Study: More than 11,000 children killed in Syrian war

Syria's bloody civil war has claimed the lives of more than 11,000 children, the vast majority killed by bombs or shells in their own neighborhoods, according to a report released Sunday.

The report, Stolen Futures: The Hidden Toll of Child Casualties in Syria, was released by the Oxford Research Group, an independent think tank based in Britain. It used figures provided by Syrian civil society groups that have been recording casualties.

The study found that from the start of the conflict in March 2011 through the month of August 2013, a total of 11,420 children age 17 or under had been killed, out of 113,735 civilians and combatants.

Of the child deaths, boys outnumbered girls more than 2 to 1 overall. The highest number of child deaths occurred in the governorate of Aleppo, where 2,223 were reported killed.

"What is most disturbing about the findings of this report is not only the sheer numbers of children killed in this conflict, but the way they are being killed," said co-author Hana Salama. "Bombed in their homes, in their communities, during day-to-day activities such as waiting in bread lines or attending school; shot by bullets in crossfire, targeted by snipers, summarily executed, even gassed and tortured."

The primary cause of death for children was explosives, which killed 7,557 youngsters. Small-arms fire killed 2,806 kids. These included 764 cases of summary execution and 389 cases in which children were specifically targeted by sniper fire, the report said.

Another 128 children died Aug. 21 in chemical attacks in Ghouta, to the east of Damascus, the report said.

Teenage boys, ages 13 to 17, were the most frequent victims of targeted killings such as those involving sniper fire, execution or torture. But the report found at least 112 cases in which children – including some infants -- were tortured and killed.

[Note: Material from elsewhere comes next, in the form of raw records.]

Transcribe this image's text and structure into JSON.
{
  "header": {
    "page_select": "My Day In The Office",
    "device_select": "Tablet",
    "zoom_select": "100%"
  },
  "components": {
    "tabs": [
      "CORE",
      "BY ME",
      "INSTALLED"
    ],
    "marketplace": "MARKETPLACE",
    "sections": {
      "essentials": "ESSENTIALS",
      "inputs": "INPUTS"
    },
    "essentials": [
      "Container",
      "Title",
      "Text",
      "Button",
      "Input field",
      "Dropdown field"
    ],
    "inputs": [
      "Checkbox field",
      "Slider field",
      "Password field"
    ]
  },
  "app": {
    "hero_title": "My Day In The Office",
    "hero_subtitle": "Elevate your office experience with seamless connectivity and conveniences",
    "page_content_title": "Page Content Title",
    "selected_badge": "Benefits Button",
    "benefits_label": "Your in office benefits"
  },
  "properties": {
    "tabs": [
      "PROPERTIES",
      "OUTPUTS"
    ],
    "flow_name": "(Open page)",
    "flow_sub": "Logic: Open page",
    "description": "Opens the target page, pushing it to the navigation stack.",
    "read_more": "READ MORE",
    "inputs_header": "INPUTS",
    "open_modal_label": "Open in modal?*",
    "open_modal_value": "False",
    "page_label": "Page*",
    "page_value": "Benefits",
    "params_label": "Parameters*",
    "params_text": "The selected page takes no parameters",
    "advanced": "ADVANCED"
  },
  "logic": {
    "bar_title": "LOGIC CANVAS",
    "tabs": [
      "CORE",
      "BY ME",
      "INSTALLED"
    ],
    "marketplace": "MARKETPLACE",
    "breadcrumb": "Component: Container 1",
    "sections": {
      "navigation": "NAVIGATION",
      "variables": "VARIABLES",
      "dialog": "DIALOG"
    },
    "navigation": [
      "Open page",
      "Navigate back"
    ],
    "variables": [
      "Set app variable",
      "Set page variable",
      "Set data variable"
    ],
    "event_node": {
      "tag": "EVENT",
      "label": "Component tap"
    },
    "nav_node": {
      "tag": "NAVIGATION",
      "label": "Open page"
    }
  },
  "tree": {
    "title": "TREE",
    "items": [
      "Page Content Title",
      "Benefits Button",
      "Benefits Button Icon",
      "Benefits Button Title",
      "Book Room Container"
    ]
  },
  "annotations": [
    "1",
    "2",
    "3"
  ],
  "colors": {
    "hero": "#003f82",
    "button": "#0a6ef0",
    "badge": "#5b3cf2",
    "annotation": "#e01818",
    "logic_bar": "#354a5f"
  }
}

"This study shows why explosive weapons should never be used where children live and play, how older children quickly become targets in a war and even the youngest suffer its worst abuses," said co-author Hamit Dardagan. "This grim and terrible record also shows why a sustainable peace, not more bombs and bullets, is the only way to guarantee the safety of children."